The input:
-------------------------
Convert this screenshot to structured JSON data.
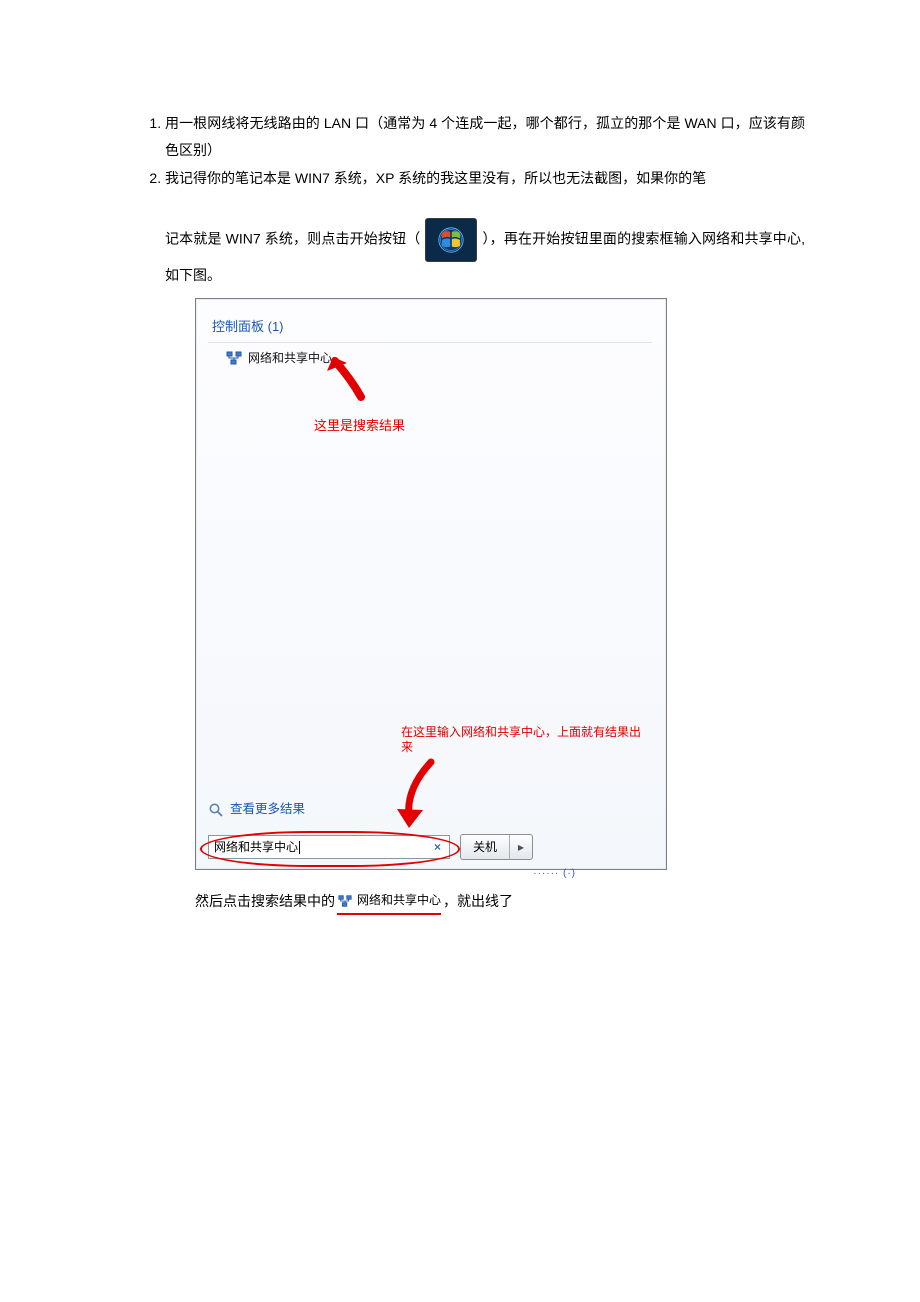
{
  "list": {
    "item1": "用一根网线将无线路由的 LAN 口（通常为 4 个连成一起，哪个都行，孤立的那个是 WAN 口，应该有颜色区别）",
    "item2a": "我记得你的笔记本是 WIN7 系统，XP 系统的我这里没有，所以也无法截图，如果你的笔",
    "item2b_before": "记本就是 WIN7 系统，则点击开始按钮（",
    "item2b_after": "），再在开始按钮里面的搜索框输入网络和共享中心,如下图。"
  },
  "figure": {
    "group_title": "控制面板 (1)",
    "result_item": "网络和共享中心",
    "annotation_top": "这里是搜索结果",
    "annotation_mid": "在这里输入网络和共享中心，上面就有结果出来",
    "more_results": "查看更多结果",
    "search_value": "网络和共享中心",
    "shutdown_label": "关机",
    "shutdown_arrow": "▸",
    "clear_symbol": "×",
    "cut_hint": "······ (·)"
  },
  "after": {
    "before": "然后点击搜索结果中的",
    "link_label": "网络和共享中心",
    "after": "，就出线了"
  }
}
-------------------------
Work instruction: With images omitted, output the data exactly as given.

Answer below:
Convert this screenshot to structured JSON data.
{
  "list": {
    "item1": "用一根网线将无线路由的 LAN 口（通常为 4 个连成一起，哪个都行，孤立的那个是 WAN 口，应该有颜色区别）",
    "item2a": "我记得你的笔记本是 WIN7 系统，XP 系统的我这里没有，所以也无法截图，如果你的笔",
    "item2b_before": "记本就是 WIN7 系统，则点击开始按钮（",
    "item2b_after": "），再在开始按钮里面的搜索框输入网络和共享中心,如下图。"
  },
  "figure": {
    "group_title": "控制面板 (1)",
    "result_item": "网络和共享中心",
    "annotation_top": "这里是搜索结果",
    "annotation_mid": "在这里输入网络和共享中心，上面就有结果出来",
    "more_results": "查看更多结果",
    "search_value": "网络和共享中心",
    "shutdown_label": "关机",
    "shutdown_arrow": "▸",
    "clear_symbol": "×",
    "cut_hint": "······ (·)"
  },
  "after": {
    "before": "然后点击搜索结果中的",
    "link_label": "网络和共享中心",
    "after": "，就出线了"
  }
}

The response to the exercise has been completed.